• _What to produce_
Copy out every record that follows, word for word.

[Stored data]
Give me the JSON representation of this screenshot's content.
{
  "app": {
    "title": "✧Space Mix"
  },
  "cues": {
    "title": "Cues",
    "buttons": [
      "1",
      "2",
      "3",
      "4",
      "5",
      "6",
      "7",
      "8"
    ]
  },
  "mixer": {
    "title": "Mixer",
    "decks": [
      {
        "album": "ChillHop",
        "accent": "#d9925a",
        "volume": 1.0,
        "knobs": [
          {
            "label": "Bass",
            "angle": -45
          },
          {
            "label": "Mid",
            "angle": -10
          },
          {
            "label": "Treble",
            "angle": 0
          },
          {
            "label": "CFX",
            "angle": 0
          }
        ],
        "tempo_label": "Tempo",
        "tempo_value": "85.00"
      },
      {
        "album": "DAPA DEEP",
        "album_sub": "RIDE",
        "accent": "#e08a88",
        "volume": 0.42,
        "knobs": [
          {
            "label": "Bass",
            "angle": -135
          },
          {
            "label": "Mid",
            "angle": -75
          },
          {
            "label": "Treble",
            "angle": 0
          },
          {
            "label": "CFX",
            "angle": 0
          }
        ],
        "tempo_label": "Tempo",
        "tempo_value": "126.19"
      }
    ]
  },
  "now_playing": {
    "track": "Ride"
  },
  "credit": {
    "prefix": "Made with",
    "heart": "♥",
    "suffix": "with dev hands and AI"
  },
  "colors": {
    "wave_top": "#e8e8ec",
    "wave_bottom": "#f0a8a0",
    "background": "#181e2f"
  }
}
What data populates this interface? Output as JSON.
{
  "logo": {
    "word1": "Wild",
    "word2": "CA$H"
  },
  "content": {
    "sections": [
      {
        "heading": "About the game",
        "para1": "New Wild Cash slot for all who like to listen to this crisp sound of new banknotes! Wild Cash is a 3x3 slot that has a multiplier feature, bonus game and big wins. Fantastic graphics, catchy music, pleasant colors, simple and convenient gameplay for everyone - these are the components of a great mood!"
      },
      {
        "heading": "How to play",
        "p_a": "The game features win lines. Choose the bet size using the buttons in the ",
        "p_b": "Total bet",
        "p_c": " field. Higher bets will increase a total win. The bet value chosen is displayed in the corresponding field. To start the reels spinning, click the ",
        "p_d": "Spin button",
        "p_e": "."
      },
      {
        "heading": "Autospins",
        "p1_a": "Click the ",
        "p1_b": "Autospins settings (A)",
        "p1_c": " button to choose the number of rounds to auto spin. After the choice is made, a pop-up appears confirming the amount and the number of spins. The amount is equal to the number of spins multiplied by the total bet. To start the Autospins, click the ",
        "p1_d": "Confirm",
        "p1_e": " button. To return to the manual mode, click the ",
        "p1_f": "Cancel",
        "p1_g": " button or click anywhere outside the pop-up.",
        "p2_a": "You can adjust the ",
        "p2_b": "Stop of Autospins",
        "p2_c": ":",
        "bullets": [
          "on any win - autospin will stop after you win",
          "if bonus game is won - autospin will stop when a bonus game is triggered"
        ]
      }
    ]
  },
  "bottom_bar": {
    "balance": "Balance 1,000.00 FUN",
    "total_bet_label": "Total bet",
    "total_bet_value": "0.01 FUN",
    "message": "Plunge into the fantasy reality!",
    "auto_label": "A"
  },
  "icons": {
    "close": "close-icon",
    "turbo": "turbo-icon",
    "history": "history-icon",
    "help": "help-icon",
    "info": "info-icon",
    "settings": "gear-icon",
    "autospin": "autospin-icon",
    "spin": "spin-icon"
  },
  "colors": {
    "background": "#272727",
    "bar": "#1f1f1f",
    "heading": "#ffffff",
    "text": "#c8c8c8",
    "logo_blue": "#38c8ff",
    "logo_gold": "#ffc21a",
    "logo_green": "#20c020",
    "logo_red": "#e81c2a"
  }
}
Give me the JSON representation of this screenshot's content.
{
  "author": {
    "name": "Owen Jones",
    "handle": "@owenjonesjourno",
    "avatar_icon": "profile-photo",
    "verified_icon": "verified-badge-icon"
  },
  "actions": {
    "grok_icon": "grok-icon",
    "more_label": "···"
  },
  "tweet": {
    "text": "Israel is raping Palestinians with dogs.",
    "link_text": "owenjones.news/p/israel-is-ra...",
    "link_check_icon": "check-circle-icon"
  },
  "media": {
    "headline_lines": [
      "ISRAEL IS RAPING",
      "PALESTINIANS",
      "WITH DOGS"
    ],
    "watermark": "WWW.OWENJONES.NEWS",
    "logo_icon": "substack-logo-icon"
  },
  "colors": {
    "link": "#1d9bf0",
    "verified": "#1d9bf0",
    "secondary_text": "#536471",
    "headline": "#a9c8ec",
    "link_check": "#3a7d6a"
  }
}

• _Answer to the problem_
Give me the JSON representation of this screenshot's content.
{
  "app": {
    "title": "✧Space Mix"
  },
  "cues": {
    "title": "Cues",
    "buttons": [
      "1",
      "2",
      "3",
      "4",
      "5",
      "6",
      "7",
      "8"
    ]
  },
  "mixer": {
    "title": "Mixer",
    "decks": [
      {
        "album": "ChillHop",
        "accent": "#d9925a",
        "volume": 1.0,
        "knobs": [
          {
            "label": "Bass",
            "angle": -45
          },
          {
            "label": "Mid",
            "angle": -10
          },
          {
            "label": "Treble",
            "angle": 0
          },
          {
            "label": "CFX",
            "angle": 0
          }
        ],
        "tempo_label": "Tempo",
        "tempo_value": "85.00"
      },
      {
        "album": "DAPA DEEP",
        "album_sub": "RIDE",
        "accent": "#e08a88",
        "volume": 0.42,
        "knobs": [
          {
            "label": "Bass",
            "angle": -135
          },
          {
            "label": "Mid",
            "angle": -75
          },
          {
            "label": "Treble",
            "angle": 0
          },
          {
            "label": "CFX",
            "angle": 0
          }
        ],
        "tempo_label": "Tempo",
        "tempo_value": "126.19"
      }
    ]
  },
  "now_playing": {
    "track": "Ride"
  },
  "credit": {
    "prefix": "Made with",
    "heart": "♥",
    "suffix": "with dev hands and AI"
  },
  "colors": {
    "wave_top": "#e8e8ec",
    "wave_bottom": "#f0a8a0",
    "background": "#181e2f"
  }
}
What data populates this interface? Output as JSON.
{
  "logo": {
    "word1": "Wild",
    "word2": "CA$H"
  },
  "content": {
    "sections": [
      {
        "heading": "About the game",
        "para1": "New Wild Cash slot for all who like to listen to this crisp sound of new banknotes! Wild Cash is a 3x3 slot that has a multiplier feature, bonus game and big wins. Fantastic graphics, catchy music, pleasant colors, simple and convenient gameplay for everyone - these are the components of a great mood!"
      },
      {
        "heading": "How to play",
        "p_a": "The game features win lines. Choose the bet size using the buttons in the ",
        "p_b": "Total bet",
        "p_c": " field. Higher bets will increase a total win. The bet value chosen is displayed in the corresponding field. To start the reels spinning, click the ",
        "p_d": "Spin button",
        "p_e": "."
      },
      {
        "heading": "Autospins",
        "p1_a": "Click the ",
        "p1_b": "Autospins settings (A)",
        "p1_c": " button to choose the number of rounds to auto spin. After the choice is made, a pop-up appears confirming the amount and the number of spins. The amount is equal to the number of spins multiplied by the total bet. To start the Autospins, click the ",
        "p1_d": "Confirm",
        "p1_e": " button. To return to the manual mode, click the ",
        "p1_f": "Cancel",
        "p1_g": " button or click anywhere outside the pop-up.",
        "p2_a": "You can adjust the ",
        "p2_b": "Stop of Autospins",
        "p2_c": ":",
        "bullets": [
          "on any win - autospin will stop after you win",
          "if bonus game is won - autospin will stop when a bonus game is triggered"
        ]
      }
    ]
  },
  "bottom_bar": {
    "balance": "Balance 1,000.00 FUN",
    "total_bet_label": "Total bet",
    "total_bet_value": "0.01 FUN",
    "message": "Plunge into the fantasy reality!",
    "auto_label": "A"
  },
  "icons": {
    "close": "close-icon",
    "turbo": "turbo-icon",
    "history": "history-icon",
    "help": "help-icon",
    "info": "info-icon",
    "settings": "gear-icon",
    "autospin": "autospin-icon",
    "spin": "spin-icon"
  },
  "colors": {
    "background": "#272727",
    "bar": "#1f1f1f",
    "heading": "#ffffff",
    "text": "#c8c8c8",
    "logo_blue": "#38c8ff",
    "logo_gold": "#ffc21a",
    "logo_green": "#20c020",
    "logo_red": "#e81c2a"
  }
}
Give me the JSON representation of this screenshot's content.
{
  "author": {
    "name": "Owen Jones",
    "handle": "@owenjonesjourno",
    "avatar_icon": "profile-photo",
    "verified_icon": "verified-badge-icon"
  },
  "actions": {
    "grok_icon": "grok-icon",
    "more_label": "···"
  },
  "tweet": {
    "text": "Israel is raping Palestinians with dogs.",
    "link_text": "owenjones.news/p/israel-is-ra...",
    "link_check_icon": "check-circle-icon"
  },
  "media": {
    "headline_lines": [
      "ISRAEL IS RAPING",
      "PALESTINIANS",
      "WITH DOGS"
    ],
    "watermark": "WWW.OWENJONES.NEWS",
    "logo_icon": "substack-logo-icon"
  },
  "colors": {
    "link": "#1d9bf0",
    "verified": "#1d9bf0",
    "secondary_text": "#536471",
    "headline": "#a9c8ec",
    "link_check": "#3a7d6a"
  }
}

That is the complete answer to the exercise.